In fact, there’s a growing movement to include it as an official sport at the Paris 2024 Olympics. Advocates argue that this would not only elevate the status and visibility of roller hockey but also create more opportunities for players worldwide.
If you’re passionate about seeing inline roller-hockey on such a grand stage, consider signing this petition.
Growth And Development In The Field
Beyond its potential inclusion in international sporting events like the Olympics, other developments are shaping up within inline roller hockey itself. One significant change lies in how modern-day plastic roller hockey puck designs have evolved from their heavier vulcanized rubber counterparts used in ice hockey.
This evolution allows them to glide smoothly across hard surfaces – making games faster and more thrilling than ever before.
Trends To Watch Out For
- New advancements could see even lighter yet durable materials being introduced into puck manufacturing processes.
- There is an increase in local sporting goods stores stocking different types of specialized training aids alongside standard equipment.
- And perhaps most importantly – further growth and expansion at grassroots levels around the world through schools or community programs introducing kids to this exhilarating sport early on.
FAQs in Relation to What Are the Different Types of Inline Hockey Pucks
Are there different types of hockey pucks?
Yes, there are various types of hockey pucks, including ice hockey pucks, roller or inline hockey pucks, and training aids like steel or orange hand/wrist strengthening pucks.
What pucks do they use in roller hockey?
In roller or inline hockey, players typically use lightweight plastic-based pucks designed to slide smoothly on solid surfaces.
How do street hockey pucks work?
A street or inline puck is designed with a lighter weight and often features gliding nubs to reduce friction for smooth movement across concrete or asphalt surfaces.
Can you use street hockey pucks on ice?
No. Street/roller-hockey’s plastic-made puck won’t glide well on an icy surface; it’s best to stick with the traditional vulcanized rubber-made ice-hockey puck for such conditions.
What are the different types of inline hockey pucks?
Inline hockey pucks are a world of their own, with each type tailored to the needs of the player and game conditions.
The material composition varies between ice hockey and roller hockey pucks – one’s made from vulcanized rubber, while the other uses lightweight plastic.
Different colors don’t affect performance but can enhance visibility during play. There’s red, orange, green – take your pick!
Training aids come in all shapes and sizes, too: steel for shot power or blue youth ones for beginners.
Picking out the right puck is crucial not just for optimal performance but also for safety.
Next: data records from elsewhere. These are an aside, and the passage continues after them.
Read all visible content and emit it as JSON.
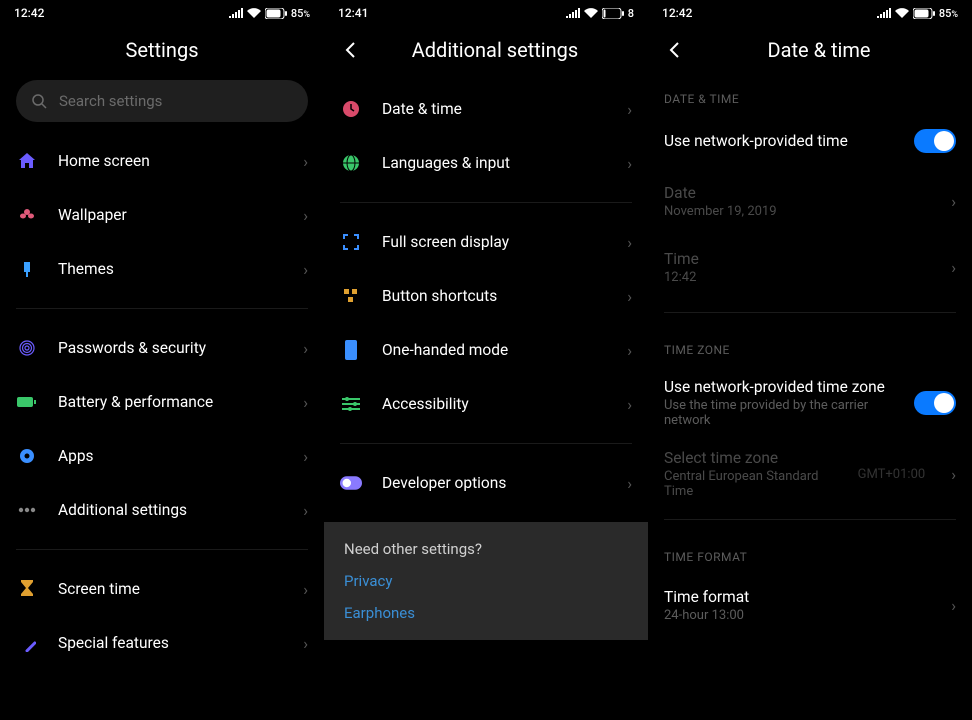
{
  "screen1": {
    "status": {
      "time": "12:42",
      "battery": "85"
    },
    "title": "Settings",
    "search_placeholder": "Search settings",
    "group1": [
      {
        "label": "Home screen",
        "color": "#6b5cff",
        "icon": "home"
      },
      {
        "label": "Wallpaper",
        "color": "#e05a7a",
        "icon": "flower"
      },
      {
        "label": "Themes",
        "color": "#3aa0ff",
        "icon": "brush"
      }
    ],
    "group2": [
      {
        "label": "Passwords & security",
        "color": "#6b5cff",
        "icon": "fingerprint"
      },
      {
        "label": "Battery & performance",
        "color": "#3ac76a",
        "icon": "battery"
      },
      {
        "label": "Apps",
        "color": "#3a8fff",
        "icon": "gear"
      },
      {
        "label": "Additional settings",
        "color": "#888",
        "icon": "dots"
      }
    ],
    "group3": [
      {
        "label": "Screen time",
        "color": "#e0a030",
        "icon": "hourglass"
      },
      {
        "label": "Special features",
        "color": "#6b5cff",
        "icon": "wand"
      }
    ]
  },
  "screen2": {
    "status": {
      "time": "12:41",
      "battery": "8"
    },
    "title": "Additional settings",
    "group1": [
      {
        "label": "Date & time",
        "color": "#d94a6a",
        "icon": "clock"
      },
      {
        "label": "Languages & input",
        "color": "#3ac76a",
        "icon": "globe"
      }
    ],
    "group2": [
      {
        "label": "Full screen display",
        "color": "#3a8fff",
        "icon": "fullscreen"
      },
      {
        "label": "Button shortcuts",
        "color": "#e0a030",
        "icon": "blocks"
      },
      {
        "label": "One-handed mode",
        "color": "#3a8fff",
        "icon": "phone"
      },
      {
        "label": "Accessibility",
        "color": "#3ac76a",
        "icon": "sliders"
      }
    ],
    "group3": [
      {
        "label": "Developer options",
        "color": "#8a7aff",
        "icon": "dev-toggle"
      }
    ],
    "other": {
      "question": "Need other settings?",
      "links": [
        "Privacy",
        "Earphones"
      ]
    }
  },
  "screen3": {
    "status": {
      "time": "12:42",
      "battery": "85"
    },
    "title": "Date & time",
    "section_datetime": "DATE & TIME",
    "use_network_time": "Use network-provided time",
    "date_label": "Date",
    "date_value": "November 19, 2019",
    "time_label": "Time",
    "time_value": "12:42",
    "section_tz": "TIME ZONE",
    "use_network_tz": "Use network-provided time zone",
    "use_network_tz_sub": "Use the time provided by the carrier network",
    "select_tz": "Select time zone",
    "select_tz_sub": "Central European Standard Time",
    "tz_offset": "GMT+01:00",
    "section_format": "TIME FORMAT",
    "time_format": "Time format",
    "time_format_sub": "24-hour 13:00"
  }
}
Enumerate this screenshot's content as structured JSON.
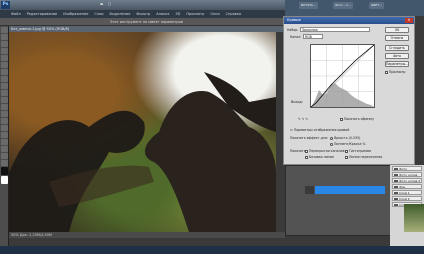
{
  "app": {
    "logo": "Ps",
    "doc_title": "Без_имени-1.jpg @ 50% (RGB/8)"
  },
  "menubar": [
    "Файл",
    "Редактирование",
    "Изображение",
    "Слои",
    "Выделение",
    "Фильтр",
    "Анализ",
    "3D",
    "Просмотр",
    "Окно",
    "Справка"
  ],
  "optbar": {
    "text": "Этот инструмент не имеет параметров"
  },
  "top_right_tabs": [
    "BOTSTA...",
    "Фото - C...",
    "ЦВЕТ..."
  ],
  "curves": {
    "title": "Кривые",
    "preset_label": "Набор:",
    "preset_value": "Заказная",
    "channel_label": "Канал:",
    "channel_value": "RGB",
    "output_label": "Выход:",
    "buttons": [
      "OK",
      "Отмена",
      "Сгладить",
      "Авто",
      "Параметры..."
    ],
    "preview_label": "Просмотр",
    "show_clipping": "Показать обрезку",
    "display_options": "Параметры отображения кривой",
    "show_amount_label": "Показать эффект для:",
    "light_option": "Яркость (0-255)",
    "pigment_option": "Пигмент/Краска %",
    "show_label": "Показать:",
    "channel_overlays": "Перекрытия каналов",
    "baseline": "Гистограмма",
    "intersection": "Базовая линия",
    "grid_line": "Линия пересечения"
  },
  "layers": [
    "Фото",
    "Фото копия",
    "Фото копия 2",
    "Фон",
    "Слой 1",
    "Слой 2",
    "Слой 3",
    "Слой 4",
    "Слой 5",
    "Слой 6",
    "Слой 7"
  ],
  "statusbar": {
    "text": "50%  Док: 2,25M/4,50M"
  }
}
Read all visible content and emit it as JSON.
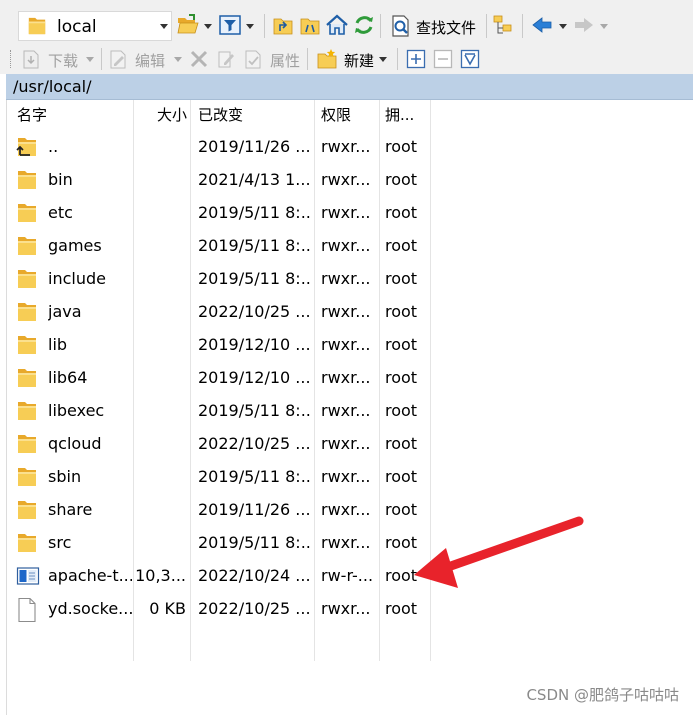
{
  "toolbar": {
    "location": "local",
    "find_files": "查找文件"
  },
  "toolbar2": {
    "download": "下载",
    "edit": "编辑",
    "properties": "属性",
    "new": "新建"
  },
  "current_path": "/usr/local/",
  "columns": {
    "name": "名字",
    "size": "大小",
    "modified": "已改变",
    "permissions": "权限",
    "owner": "拥..."
  },
  "files": [
    {
      "name": "..",
      "size": "",
      "modified": "2019/11/26 ...",
      "permissions": "rwxr...",
      "owner": "root",
      "icon": "parent-folder-icon"
    },
    {
      "name": "bin",
      "size": "",
      "modified": "2021/4/13 1...",
      "permissions": "rwxr...",
      "owner": "root",
      "icon": "folder-icon"
    },
    {
      "name": "etc",
      "size": "",
      "modified": "2019/5/11 8:...",
      "permissions": "rwxr...",
      "owner": "root",
      "icon": "folder-icon"
    },
    {
      "name": "games",
      "size": "",
      "modified": "2019/5/11 8:...",
      "permissions": "rwxr...",
      "owner": "root",
      "icon": "folder-icon"
    },
    {
      "name": "include",
      "size": "",
      "modified": "2019/5/11 8:...",
      "permissions": "rwxr...",
      "owner": "root",
      "icon": "folder-icon"
    },
    {
      "name": "java",
      "size": "",
      "modified": "2022/10/25 ...",
      "permissions": "rwxr...",
      "owner": "root",
      "icon": "folder-icon"
    },
    {
      "name": "lib",
      "size": "",
      "modified": "2019/12/10 ...",
      "permissions": "rwxr...",
      "owner": "root",
      "icon": "folder-icon"
    },
    {
      "name": "lib64",
      "size": "",
      "modified": "2019/12/10 ...",
      "permissions": "rwxr...",
      "owner": "root",
      "icon": "folder-icon"
    },
    {
      "name": "libexec",
      "size": "",
      "modified": "2019/5/11 8:...",
      "permissions": "rwxr...",
      "owner": "root",
      "icon": "folder-icon"
    },
    {
      "name": "qcloud",
      "size": "",
      "modified": "2022/10/25 ...",
      "permissions": "rwxr...",
      "owner": "root",
      "icon": "folder-icon"
    },
    {
      "name": "sbin",
      "size": "",
      "modified": "2019/5/11 8:...",
      "permissions": "rwxr...",
      "owner": "root",
      "icon": "folder-icon"
    },
    {
      "name": "share",
      "size": "",
      "modified": "2019/11/26 ...",
      "permissions": "rwxr...",
      "owner": "root",
      "icon": "folder-icon"
    },
    {
      "name": "src",
      "size": "",
      "modified": "2019/5/11 8:...",
      "permissions": "rwxr...",
      "owner": "root",
      "icon": "folder-icon"
    },
    {
      "name": "apache-t...",
      "size": "10,3...",
      "modified": "2022/10/24 ...",
      "permissions": "rw-r-...",
      "owner": "root",
      "icon": "archive-file-icon"
    },
    {
      "name": "yd.socke...",
      "size": "0 KB",
      "modified": "2022/10/25 ...",
      "permissions": "rwxr...",
      "owner": "root",
      "icon": "blank-file-icon"
    }
  ],
  "watermark": "CSDN @肥鸽子咕咕咕",
  "colors": {
    "path_bar": "#bcd0e6",
    "folder": "#f2c14e",
    "annotation_arrow": "#e8232b"
  }
}
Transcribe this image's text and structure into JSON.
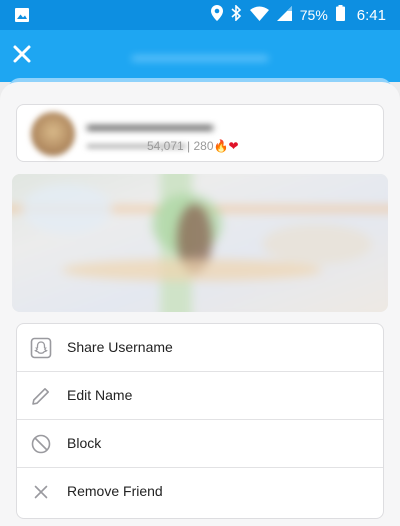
{
  "status_bar": {
    "battery_percent": "75%",
    "time": "6:41",
    "icons": [
      "image-icon",
      "location-icon",
      "bluetooth-icon",
      "wifi-icon",
      "signal-icon",
      "battery-icon"
    ]
  },
  "header": {
    "close_icon": "close-icon",
    "accent_color": "#1ea6f2"
  },
  "profile": {
    "stats": "54,071 | 280",
    "fire_emoji": "🔥",
    "heart_emoji": "❤"
  },
  "actions": [
    {
      "label": "Share Username",
      "icon": "snapchat-ghost-icon"
    },
    {
      "label": "Edit Name",
      "icon": "pencil-icon"
    },
    {
      "label": "Block",
      "icon": "block-icon"
    },
    {
      "label": "Remove Friend",
      "icon": "x-icon"
    }
  ]
}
Remember that mismatching could lead to poor outcomes or even injuries.
It’s fascinating how far we’ve come since Art Ross introduced us to modern-day black vulcanized rubber ice-hockey pucks back in the 1940s! And who knows what the future holds?
If you’re intrigued by inline hockey and want more insights into this exciting sport, World Inline Hockey has got you covered.
We’re here to help novices looking to learn basics and experienced players aiming at upping their skills.
Dive deeper into understanding different types of inline hockey pucks on our platform today!